Since the Grammy awards were last night, we thought it a good time to post this exchange between Clive Marsh and Vaughan Roberts about their recent Baker Academic book Personal Jesus: How Popular Music Shapes Our Souls.
Clive Marsh (DPhil, University of Oxford) is senior lecturer and director of learning and teaching at the Institute of Lifelong Learning, University of Leicester, in Leicester, England. Vaughan S. Roberts (PhD, University of Bath) is vicar of Collegiate Church of St. Mary in Warwick, England, and an active writer on topics of religion and contemporary culture.
Marsh: Can you even remember how we came up with the idea for Personal Jesus?
Roberts: Not in detail. We’d both been involved in Explorations in Theology and Film back in the late 1990s, and because we’ve been in regular contact and always talking about how people, Christian or not, use popular culture, it seemed logical to take things a bit further. We had both carried on to do more theology and film work, including your volumes on theology and movies, and significantly for this project the process of film-watching.
Marsh: And I’ve known since we first met that your knowledge of popular music was much greater than mine!

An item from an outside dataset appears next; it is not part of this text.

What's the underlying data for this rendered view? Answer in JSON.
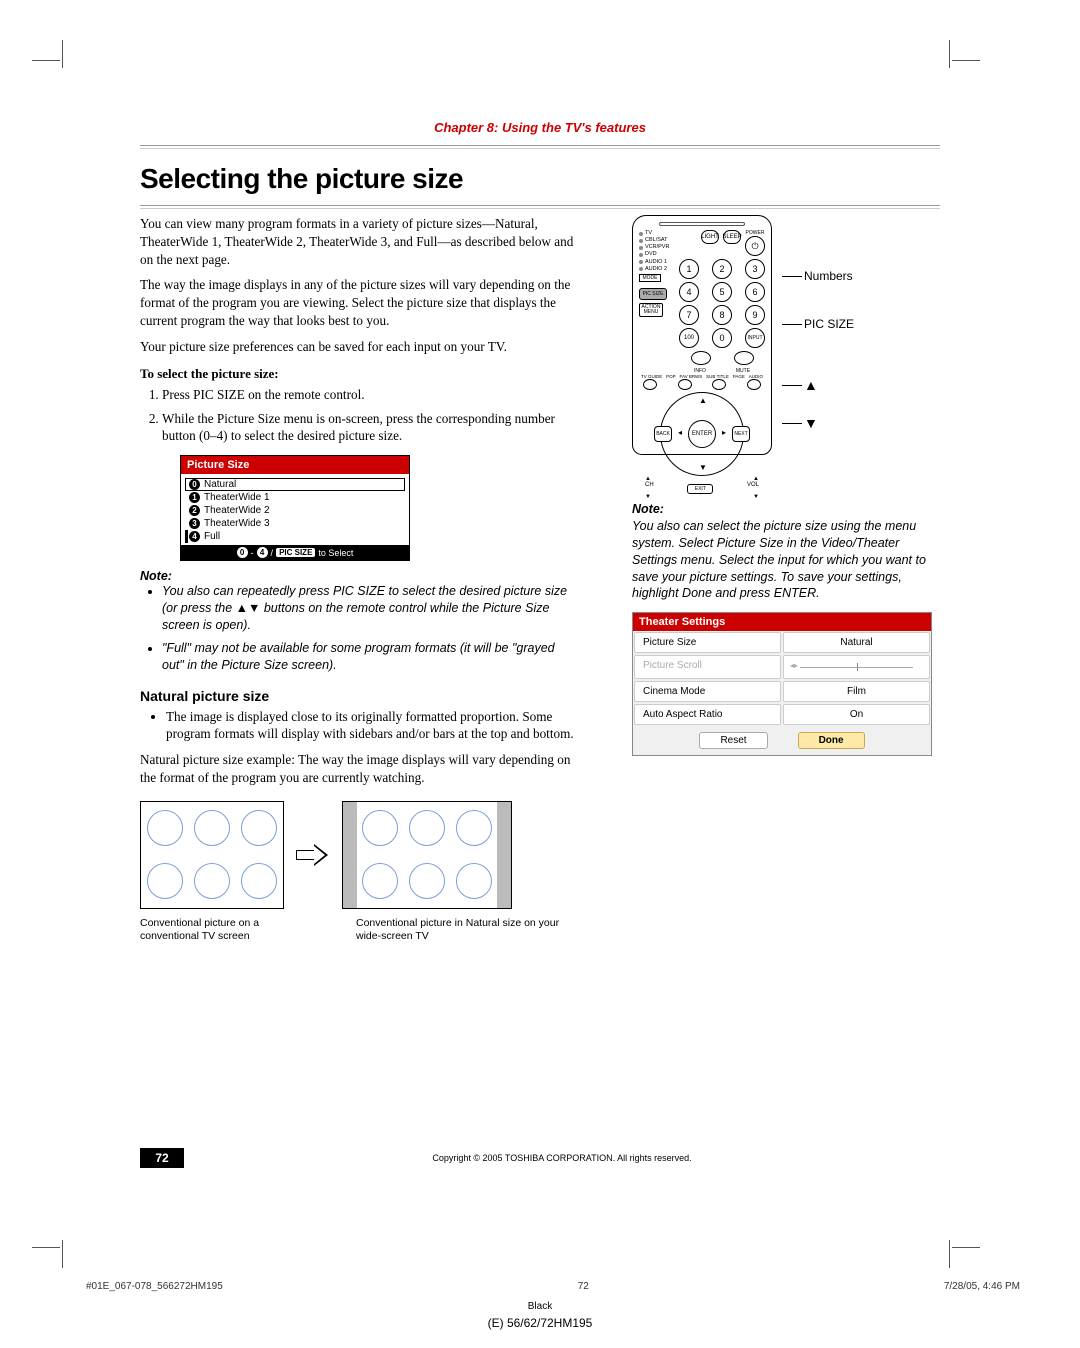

Roberts: But I think we both recognized that music was doing something similar, yet also distinctively different, from film. This was perhaps partly through the experiences that we were each having with a wide range of people as they explored and wrestled with faith while also being deeply shaped by the experience of making or listening to music.
Marsh: Yes—and that meant that it was too simple to talk about “theology and popular culture” or “theology and the arts,” even though we saw that there were always going to be some common issues across inquiries into what various types of popular culture were doing to and for people.
Roberts: I think it’s significant that we’re not musicians ourselves, but we both are avid and attentive music-listeners and are deeply rooted, and practically involved in, real flesh-and-blood Christian congregations, with all the joys, stresses, and strains that come with that.
Marsh: What are you particularly pleased with about the book?
Roberts: We have sought to break an established pattern of treating music as a “text,” in which the meaning of a song is established by analyzing and interpreting the lyrics. It’s easy to see why such an approach readily appeals to those with a religious background (particularly Christianity), where there’s often a focus on a sacred text and a long tradition of scriptural interpretation. But however important words may be, songs are always much more than a poem set to music, particularly in a culture in which the visual image of an artist or the representation of their work in a video plays a crucial role in how songs are marketed.
And what about you? What are you especially pleased with?
Marsh: I think it’s the fact that we had the courage to do some serious theological reflection in part 3 and did not shy away from that, even though we knew it might make the book seem a bit heavy for some readers. We’ve taken the risk of suggesting, Yes, we know that a lot of pop music may be lightweight, throwaway, not uplifting, manufactured, even dangerous at times; but we also want to acknowledge what it is doing and can do, even if it makes Christian meaning-making a bit more messy and complicated than we might like. And we’ve taken the risk of reflecting on the fact that some of what popular music is doing really does ask awkward questions of Christian faith today. For example, Christians are sometimes not good at valuing the body, despite the incarnation. Christians sometimes can’t accept the fact that churches and worship really are boring and ineffective, and that other groups fulfill church-like functions, whether we like it or not. . . .
Of the chapters of which you were the primary writer, which was your favorite?
Roberts: The chapter on pop music and the body was particularly enjoyable to write, as it brought together my interest in popular music with work that I’d been doing in other fields on notions of embodiment and how our physical experience shapes our cultural use of the body as a metaphor for all kinds of meaning-making. For us, it’s probably the most contentious section of the book; I know you remain to be convinced by the four-fold model of embodiment that it sets out, and we also have different views on how over time Christianity has related to the body—
Marsh: —Though it was very creative to have some tensions and squabbles while we were writing, don’t you think?
Roberts: Yes, it was, even if it was tough at times! I think both of us see it as a strength of this volume, though, that two people can explore a topic together in a way that sets out the common ground as well as our differences as part of the conversation.
…Which chapter was your favorite?
Marsh: I really enjoyed working on the one on the concept of canon (chapter 8)—the idea that, whatever we “consume” culturally (in the arts or religion), we’re always wrestling with the question of whether it is worth spending time on. And we’re always discussing, and agreeing and disagreeing with others, as we do that. In the case of music: what is it worth listening to again and again? And why do we do this? In part, of course, it’s what makes us feel good. But we also link up with others. And music which we think is valuable will have something to do with the values we live by, the company we keep, and what we think matters.
For more information about Personal Jesus, click here.